> _PROBLEM DESCRIPTION_
Check every line below, and copy those that include "Система".

=== INPUT MATERIAL ===

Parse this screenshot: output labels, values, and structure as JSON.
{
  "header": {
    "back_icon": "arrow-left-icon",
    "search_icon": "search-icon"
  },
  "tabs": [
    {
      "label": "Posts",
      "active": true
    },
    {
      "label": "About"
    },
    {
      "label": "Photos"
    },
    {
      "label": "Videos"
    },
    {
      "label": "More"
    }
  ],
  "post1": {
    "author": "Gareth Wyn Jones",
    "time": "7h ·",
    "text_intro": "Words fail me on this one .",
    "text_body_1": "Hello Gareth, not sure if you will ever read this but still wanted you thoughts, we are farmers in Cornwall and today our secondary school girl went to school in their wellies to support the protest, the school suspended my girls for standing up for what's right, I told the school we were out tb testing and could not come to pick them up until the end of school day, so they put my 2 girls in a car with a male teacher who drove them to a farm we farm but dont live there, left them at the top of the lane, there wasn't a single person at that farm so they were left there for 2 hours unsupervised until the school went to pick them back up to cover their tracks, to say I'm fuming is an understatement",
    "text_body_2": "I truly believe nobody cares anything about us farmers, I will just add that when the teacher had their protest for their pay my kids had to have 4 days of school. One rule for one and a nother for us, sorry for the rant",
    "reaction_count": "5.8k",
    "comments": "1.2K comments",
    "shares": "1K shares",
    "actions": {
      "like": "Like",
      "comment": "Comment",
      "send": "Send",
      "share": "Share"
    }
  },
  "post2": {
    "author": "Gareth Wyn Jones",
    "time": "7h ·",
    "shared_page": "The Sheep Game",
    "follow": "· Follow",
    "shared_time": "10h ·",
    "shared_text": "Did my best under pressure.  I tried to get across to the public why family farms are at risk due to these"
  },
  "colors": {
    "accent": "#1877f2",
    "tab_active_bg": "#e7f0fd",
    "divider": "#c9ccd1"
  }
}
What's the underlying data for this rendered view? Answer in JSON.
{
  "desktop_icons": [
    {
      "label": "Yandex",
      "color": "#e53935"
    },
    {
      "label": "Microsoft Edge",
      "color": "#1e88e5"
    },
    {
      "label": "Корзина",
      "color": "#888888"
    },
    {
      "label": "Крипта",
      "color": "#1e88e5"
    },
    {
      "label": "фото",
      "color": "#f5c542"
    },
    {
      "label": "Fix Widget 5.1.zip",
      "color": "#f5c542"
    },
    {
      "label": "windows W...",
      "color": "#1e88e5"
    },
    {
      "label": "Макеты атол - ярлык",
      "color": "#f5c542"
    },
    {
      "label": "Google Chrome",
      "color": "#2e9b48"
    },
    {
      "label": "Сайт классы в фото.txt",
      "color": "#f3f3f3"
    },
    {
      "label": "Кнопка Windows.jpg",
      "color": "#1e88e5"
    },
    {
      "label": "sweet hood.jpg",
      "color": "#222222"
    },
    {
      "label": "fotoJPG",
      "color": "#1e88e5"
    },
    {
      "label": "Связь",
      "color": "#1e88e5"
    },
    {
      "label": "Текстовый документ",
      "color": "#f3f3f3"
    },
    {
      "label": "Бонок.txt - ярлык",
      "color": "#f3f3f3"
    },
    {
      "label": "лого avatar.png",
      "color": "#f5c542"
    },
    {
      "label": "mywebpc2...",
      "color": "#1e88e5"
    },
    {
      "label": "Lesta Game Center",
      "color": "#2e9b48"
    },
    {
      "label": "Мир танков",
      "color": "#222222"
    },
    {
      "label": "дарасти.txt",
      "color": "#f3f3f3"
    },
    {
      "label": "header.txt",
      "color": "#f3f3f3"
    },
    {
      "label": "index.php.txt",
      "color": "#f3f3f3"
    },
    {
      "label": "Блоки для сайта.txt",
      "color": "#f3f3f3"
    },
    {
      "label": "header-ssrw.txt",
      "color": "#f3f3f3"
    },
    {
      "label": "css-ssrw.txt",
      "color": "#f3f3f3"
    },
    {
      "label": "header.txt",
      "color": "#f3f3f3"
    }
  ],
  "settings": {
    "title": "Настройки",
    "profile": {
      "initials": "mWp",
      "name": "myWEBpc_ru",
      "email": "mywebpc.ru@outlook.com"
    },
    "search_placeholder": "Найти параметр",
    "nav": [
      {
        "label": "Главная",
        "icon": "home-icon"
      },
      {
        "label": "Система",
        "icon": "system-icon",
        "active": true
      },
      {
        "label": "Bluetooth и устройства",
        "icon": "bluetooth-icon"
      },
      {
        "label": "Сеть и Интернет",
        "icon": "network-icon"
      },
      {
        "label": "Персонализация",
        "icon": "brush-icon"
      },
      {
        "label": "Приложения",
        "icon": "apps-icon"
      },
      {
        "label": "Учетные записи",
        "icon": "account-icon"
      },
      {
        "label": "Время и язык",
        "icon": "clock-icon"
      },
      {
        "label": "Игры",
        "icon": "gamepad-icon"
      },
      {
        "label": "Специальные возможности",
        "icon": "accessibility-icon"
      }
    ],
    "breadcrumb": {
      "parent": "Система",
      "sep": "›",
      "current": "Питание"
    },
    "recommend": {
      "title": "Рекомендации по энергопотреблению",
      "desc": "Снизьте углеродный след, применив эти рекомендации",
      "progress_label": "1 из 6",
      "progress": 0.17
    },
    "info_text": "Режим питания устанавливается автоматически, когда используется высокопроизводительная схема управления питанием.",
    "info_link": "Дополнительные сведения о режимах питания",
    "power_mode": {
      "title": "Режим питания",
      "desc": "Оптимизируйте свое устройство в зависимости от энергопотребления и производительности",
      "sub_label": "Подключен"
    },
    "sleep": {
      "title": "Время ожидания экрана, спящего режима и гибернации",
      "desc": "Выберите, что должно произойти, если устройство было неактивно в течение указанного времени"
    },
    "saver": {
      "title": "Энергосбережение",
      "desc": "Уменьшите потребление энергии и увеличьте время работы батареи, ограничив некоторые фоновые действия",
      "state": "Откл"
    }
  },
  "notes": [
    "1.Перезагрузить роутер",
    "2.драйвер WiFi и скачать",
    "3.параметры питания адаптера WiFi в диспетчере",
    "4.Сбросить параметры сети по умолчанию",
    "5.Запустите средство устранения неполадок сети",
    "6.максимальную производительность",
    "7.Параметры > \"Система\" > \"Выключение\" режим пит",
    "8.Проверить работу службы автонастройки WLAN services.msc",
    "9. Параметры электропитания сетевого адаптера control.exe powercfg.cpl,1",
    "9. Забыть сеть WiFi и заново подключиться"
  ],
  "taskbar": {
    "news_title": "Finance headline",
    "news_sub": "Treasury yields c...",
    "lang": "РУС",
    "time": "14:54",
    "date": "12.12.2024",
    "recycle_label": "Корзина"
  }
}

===

> _YOUR RESPONSE_
        "label": "Система",
      "parent": "Система",
    "7.Параметры > \"Система\" > \"Выключение\" режим пит",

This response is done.